* _Task description_
Determine which lines of the records include the word "this", and copy them.

* _Records for the task_
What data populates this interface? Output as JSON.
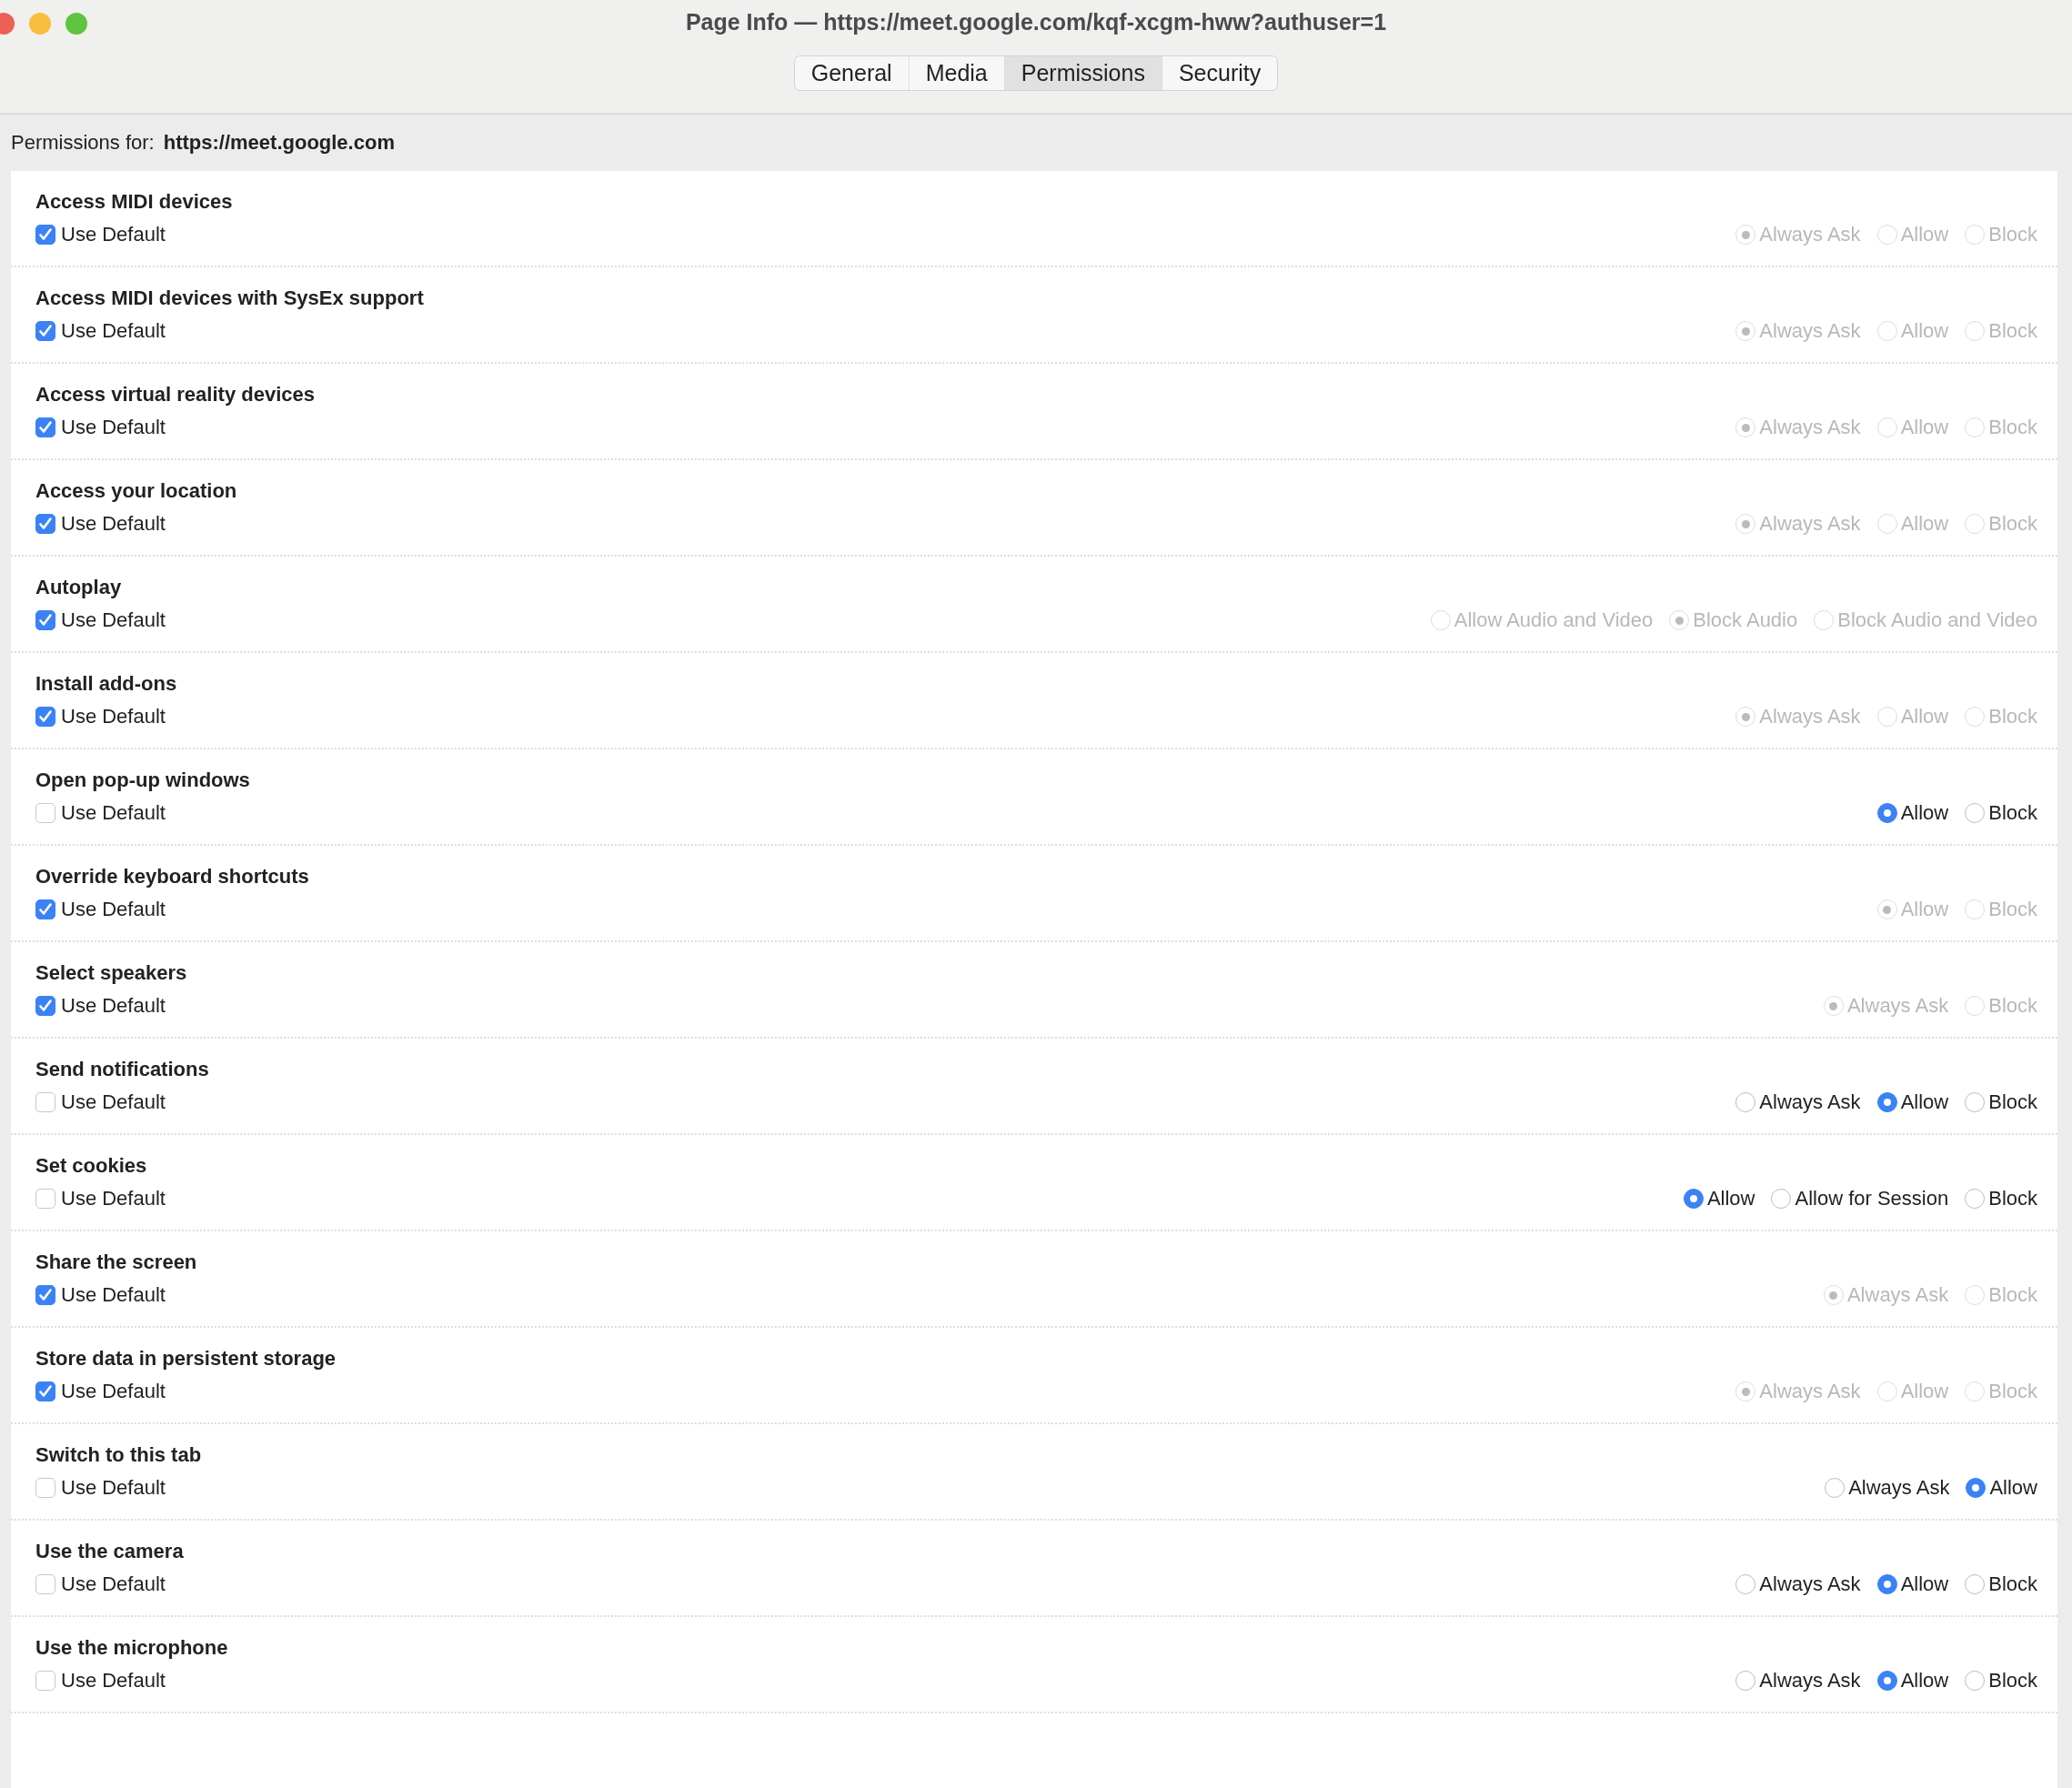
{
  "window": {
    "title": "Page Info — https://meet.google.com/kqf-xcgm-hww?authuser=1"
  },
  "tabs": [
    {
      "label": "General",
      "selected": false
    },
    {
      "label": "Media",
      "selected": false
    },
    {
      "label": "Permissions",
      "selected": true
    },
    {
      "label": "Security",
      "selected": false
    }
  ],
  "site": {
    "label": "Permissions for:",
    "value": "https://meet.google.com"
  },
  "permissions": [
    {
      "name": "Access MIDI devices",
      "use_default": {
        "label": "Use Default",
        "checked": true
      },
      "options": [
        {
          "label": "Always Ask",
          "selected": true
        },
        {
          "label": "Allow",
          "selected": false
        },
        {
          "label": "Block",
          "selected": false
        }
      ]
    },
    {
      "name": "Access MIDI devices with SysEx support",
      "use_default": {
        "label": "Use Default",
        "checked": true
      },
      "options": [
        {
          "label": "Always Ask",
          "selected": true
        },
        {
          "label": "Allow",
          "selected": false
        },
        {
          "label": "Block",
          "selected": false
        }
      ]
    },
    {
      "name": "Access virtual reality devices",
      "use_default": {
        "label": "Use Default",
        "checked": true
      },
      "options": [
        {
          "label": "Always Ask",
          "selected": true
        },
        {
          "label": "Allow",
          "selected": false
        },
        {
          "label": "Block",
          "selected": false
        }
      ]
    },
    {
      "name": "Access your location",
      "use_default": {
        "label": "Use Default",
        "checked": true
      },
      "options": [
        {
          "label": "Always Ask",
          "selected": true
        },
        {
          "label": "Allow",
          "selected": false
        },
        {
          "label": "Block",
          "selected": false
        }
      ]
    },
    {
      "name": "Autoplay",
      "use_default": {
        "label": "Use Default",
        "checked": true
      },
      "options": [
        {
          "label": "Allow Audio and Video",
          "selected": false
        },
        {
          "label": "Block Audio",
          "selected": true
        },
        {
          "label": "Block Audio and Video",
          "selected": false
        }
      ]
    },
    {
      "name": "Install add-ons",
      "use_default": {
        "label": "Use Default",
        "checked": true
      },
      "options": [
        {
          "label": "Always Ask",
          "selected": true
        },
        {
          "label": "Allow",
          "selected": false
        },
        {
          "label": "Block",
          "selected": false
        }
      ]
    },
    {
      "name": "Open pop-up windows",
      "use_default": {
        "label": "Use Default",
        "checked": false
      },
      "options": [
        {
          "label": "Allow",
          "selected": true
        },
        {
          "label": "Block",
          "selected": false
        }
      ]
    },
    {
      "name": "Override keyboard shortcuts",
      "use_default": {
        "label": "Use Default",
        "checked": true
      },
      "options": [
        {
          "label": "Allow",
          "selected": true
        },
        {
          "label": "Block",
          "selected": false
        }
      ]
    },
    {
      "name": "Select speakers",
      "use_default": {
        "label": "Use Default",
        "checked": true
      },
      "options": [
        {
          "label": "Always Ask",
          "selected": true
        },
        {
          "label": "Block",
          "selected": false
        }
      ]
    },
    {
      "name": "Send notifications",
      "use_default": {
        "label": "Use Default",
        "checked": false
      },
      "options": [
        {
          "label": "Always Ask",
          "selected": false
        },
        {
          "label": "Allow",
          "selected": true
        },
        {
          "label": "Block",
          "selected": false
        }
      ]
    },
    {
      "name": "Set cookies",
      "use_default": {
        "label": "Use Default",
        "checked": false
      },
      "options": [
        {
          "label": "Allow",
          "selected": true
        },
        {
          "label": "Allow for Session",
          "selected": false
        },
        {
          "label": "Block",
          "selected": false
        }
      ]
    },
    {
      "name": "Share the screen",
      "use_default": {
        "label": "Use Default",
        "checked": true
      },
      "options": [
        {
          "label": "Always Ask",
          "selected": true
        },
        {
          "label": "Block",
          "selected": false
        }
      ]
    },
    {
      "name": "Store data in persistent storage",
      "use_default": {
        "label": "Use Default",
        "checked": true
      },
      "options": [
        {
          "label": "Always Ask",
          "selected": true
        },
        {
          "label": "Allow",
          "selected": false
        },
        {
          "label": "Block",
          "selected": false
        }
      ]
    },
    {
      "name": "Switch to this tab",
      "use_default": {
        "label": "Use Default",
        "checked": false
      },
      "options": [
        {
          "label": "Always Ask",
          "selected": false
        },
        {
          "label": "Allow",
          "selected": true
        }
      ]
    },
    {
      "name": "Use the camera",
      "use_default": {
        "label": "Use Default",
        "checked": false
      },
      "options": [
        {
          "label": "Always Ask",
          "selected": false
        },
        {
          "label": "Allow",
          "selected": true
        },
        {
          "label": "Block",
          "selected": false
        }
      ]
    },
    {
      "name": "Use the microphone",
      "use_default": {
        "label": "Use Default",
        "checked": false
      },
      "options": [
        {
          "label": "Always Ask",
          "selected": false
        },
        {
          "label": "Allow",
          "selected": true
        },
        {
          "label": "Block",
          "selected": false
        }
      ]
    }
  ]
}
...
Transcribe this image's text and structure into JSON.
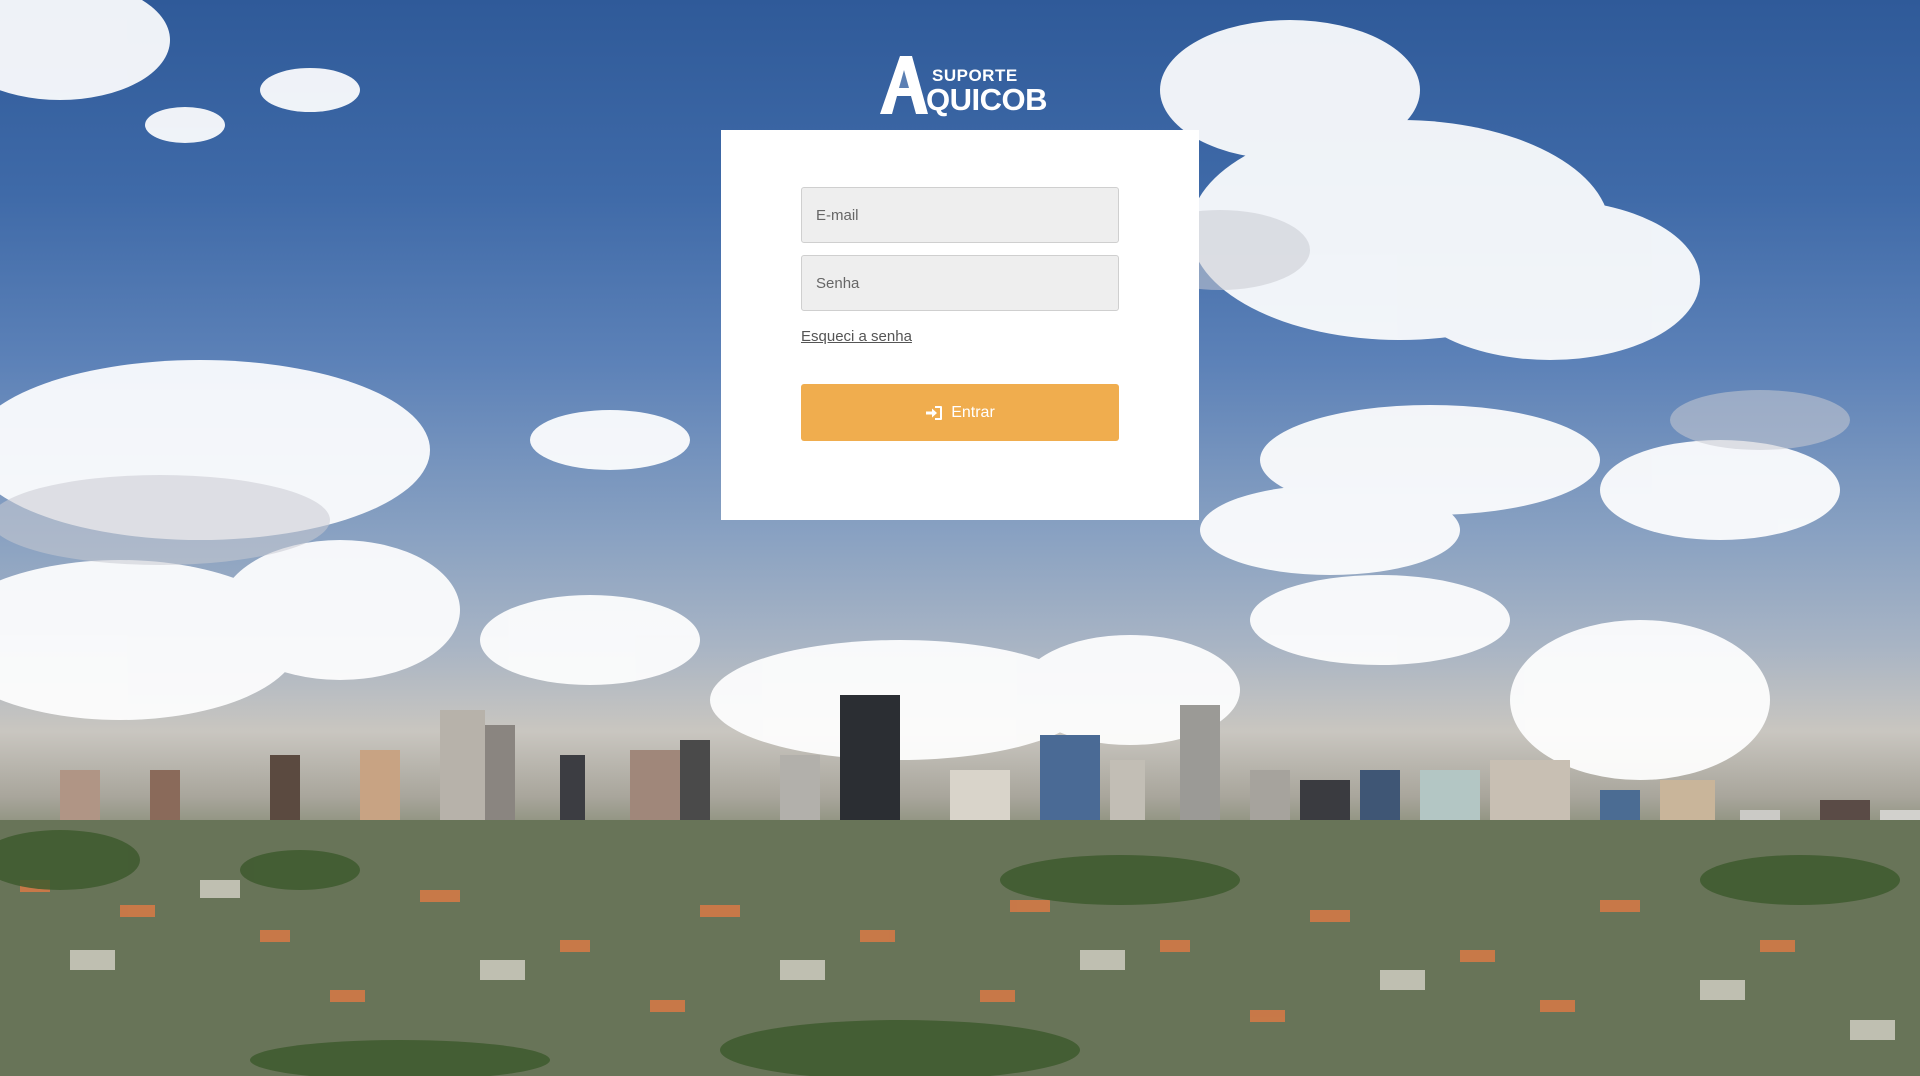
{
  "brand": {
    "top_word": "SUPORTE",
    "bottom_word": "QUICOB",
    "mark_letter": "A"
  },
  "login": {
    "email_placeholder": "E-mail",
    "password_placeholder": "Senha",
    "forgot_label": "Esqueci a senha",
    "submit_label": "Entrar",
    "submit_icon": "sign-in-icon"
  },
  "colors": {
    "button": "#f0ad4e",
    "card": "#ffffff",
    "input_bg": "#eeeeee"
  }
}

* _Answer space_
What data populates this interface? Output as JSON.
      "name": "Switch to this tab",
Transcribe this image's text and structure into JSON.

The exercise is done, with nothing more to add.